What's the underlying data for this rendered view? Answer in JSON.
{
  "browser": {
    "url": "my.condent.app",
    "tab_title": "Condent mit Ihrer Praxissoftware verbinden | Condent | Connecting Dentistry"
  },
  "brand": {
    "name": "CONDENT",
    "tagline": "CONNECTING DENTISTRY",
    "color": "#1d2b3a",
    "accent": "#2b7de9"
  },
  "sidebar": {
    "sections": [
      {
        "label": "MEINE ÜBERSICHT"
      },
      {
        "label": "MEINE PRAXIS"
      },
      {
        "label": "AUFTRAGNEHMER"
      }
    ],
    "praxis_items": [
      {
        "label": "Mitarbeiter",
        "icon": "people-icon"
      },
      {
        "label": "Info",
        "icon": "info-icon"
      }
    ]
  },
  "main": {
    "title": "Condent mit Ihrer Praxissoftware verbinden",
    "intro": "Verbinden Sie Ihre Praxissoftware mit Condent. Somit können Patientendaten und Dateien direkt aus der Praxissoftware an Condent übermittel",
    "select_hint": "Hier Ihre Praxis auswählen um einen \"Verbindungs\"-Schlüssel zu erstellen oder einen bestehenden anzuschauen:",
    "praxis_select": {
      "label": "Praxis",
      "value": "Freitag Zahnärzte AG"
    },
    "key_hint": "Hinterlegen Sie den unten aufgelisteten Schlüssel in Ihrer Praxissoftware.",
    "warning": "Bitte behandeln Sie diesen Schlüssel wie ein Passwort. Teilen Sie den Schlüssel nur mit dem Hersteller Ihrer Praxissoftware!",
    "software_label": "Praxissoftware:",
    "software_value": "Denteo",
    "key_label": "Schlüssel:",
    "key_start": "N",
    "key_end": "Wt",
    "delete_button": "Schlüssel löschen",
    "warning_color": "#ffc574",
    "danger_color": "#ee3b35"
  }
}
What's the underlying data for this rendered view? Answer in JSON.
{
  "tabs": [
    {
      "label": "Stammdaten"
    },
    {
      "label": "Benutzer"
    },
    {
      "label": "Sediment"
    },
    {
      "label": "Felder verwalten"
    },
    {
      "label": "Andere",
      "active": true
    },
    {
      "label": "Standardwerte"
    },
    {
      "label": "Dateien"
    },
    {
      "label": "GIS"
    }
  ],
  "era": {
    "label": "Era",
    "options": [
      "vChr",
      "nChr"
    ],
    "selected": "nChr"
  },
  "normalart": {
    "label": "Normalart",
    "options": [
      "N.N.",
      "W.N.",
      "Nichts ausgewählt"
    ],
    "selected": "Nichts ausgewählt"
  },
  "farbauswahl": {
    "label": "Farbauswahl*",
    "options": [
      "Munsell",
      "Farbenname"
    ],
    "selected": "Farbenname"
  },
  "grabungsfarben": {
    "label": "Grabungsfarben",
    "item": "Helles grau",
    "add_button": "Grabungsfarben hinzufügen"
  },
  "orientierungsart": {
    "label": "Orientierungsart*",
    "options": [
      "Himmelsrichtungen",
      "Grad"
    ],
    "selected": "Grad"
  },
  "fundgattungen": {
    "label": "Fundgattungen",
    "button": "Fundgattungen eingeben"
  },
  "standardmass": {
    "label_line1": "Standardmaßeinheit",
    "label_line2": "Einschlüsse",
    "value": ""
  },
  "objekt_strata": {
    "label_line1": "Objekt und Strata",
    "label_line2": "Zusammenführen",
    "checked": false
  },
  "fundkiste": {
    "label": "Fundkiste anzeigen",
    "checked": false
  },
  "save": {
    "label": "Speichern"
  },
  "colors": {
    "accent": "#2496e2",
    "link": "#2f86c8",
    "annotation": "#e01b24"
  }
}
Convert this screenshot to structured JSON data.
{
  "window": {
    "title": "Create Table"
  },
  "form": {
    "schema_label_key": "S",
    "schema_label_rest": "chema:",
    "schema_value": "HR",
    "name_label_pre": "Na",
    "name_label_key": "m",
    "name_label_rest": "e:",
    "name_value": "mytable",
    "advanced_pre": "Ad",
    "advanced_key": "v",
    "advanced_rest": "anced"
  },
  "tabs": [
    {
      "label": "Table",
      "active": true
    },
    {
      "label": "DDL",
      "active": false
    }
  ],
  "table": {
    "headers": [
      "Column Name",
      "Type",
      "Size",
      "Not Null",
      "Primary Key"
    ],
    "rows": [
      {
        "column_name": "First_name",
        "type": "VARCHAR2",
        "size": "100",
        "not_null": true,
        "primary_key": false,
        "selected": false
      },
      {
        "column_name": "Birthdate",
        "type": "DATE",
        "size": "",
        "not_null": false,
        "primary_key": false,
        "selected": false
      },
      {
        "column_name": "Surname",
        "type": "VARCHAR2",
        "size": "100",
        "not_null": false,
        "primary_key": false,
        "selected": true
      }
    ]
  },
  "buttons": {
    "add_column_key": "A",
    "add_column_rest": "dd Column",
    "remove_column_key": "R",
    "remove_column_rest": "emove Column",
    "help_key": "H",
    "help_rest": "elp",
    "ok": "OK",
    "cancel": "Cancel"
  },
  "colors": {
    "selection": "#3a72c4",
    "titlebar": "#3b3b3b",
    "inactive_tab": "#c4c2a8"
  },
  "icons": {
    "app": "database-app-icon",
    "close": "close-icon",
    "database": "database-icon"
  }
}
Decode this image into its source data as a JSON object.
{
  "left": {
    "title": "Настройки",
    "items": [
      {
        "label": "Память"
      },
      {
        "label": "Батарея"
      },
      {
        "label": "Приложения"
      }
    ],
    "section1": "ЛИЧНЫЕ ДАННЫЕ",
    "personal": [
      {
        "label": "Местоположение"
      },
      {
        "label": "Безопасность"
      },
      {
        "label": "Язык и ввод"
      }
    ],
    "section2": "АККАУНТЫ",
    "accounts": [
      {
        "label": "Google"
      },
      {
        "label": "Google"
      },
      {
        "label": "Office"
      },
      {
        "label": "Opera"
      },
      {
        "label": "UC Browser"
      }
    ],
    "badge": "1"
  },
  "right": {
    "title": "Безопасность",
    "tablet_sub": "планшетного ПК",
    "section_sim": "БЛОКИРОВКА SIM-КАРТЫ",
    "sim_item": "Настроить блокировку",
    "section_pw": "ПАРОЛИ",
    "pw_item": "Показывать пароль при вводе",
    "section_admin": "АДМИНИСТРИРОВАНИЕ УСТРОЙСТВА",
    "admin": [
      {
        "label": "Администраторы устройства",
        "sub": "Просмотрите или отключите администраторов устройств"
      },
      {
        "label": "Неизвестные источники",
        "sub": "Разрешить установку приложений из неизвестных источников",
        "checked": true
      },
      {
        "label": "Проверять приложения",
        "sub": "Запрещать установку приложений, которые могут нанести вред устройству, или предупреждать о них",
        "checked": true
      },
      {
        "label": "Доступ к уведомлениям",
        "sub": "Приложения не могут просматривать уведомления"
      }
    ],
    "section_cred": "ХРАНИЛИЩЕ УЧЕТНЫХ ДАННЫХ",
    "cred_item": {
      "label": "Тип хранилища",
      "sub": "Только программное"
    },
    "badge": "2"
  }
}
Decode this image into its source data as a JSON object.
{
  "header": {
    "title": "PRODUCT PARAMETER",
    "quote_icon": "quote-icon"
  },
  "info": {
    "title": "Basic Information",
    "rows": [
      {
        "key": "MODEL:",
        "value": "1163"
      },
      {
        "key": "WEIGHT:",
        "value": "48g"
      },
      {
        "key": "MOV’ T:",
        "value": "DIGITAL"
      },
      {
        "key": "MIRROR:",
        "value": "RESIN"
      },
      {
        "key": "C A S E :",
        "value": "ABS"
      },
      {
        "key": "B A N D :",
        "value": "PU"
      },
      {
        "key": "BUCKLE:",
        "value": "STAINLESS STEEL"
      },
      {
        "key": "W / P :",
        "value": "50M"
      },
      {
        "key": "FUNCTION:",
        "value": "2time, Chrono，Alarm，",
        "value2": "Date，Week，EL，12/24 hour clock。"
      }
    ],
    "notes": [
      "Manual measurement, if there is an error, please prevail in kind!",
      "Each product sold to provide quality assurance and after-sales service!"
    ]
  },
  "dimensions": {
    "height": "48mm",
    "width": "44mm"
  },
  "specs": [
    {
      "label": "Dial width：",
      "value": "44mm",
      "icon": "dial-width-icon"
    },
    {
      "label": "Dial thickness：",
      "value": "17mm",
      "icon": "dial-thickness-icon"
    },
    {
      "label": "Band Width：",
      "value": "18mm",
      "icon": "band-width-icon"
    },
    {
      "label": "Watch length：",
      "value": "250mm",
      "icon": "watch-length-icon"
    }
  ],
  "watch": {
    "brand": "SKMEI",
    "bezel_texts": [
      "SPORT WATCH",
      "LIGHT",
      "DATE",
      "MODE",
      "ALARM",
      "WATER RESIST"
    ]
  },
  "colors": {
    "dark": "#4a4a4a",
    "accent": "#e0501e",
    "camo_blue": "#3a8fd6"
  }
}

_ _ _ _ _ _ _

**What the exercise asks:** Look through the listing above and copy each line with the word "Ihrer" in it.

**Written response:**
    "tab_title": "Condent mit Ihrer Praxissoftware verbinden | Condent | Connecting Dentistry"
    "title": "Condent mit Ihrer Praxissoftware verbinden",
    "key_hint": "Hinterlegen Sie den unten aufgelisteten Schlüssel in Ihrer Praxissoftware.",
    "warning": "Bitte behandeln Sie diesen Schlüssel wie ein Passwort. Teilen Sie den Schlüssel nur mit dem Hersteller Ihrer Praxissoftware!",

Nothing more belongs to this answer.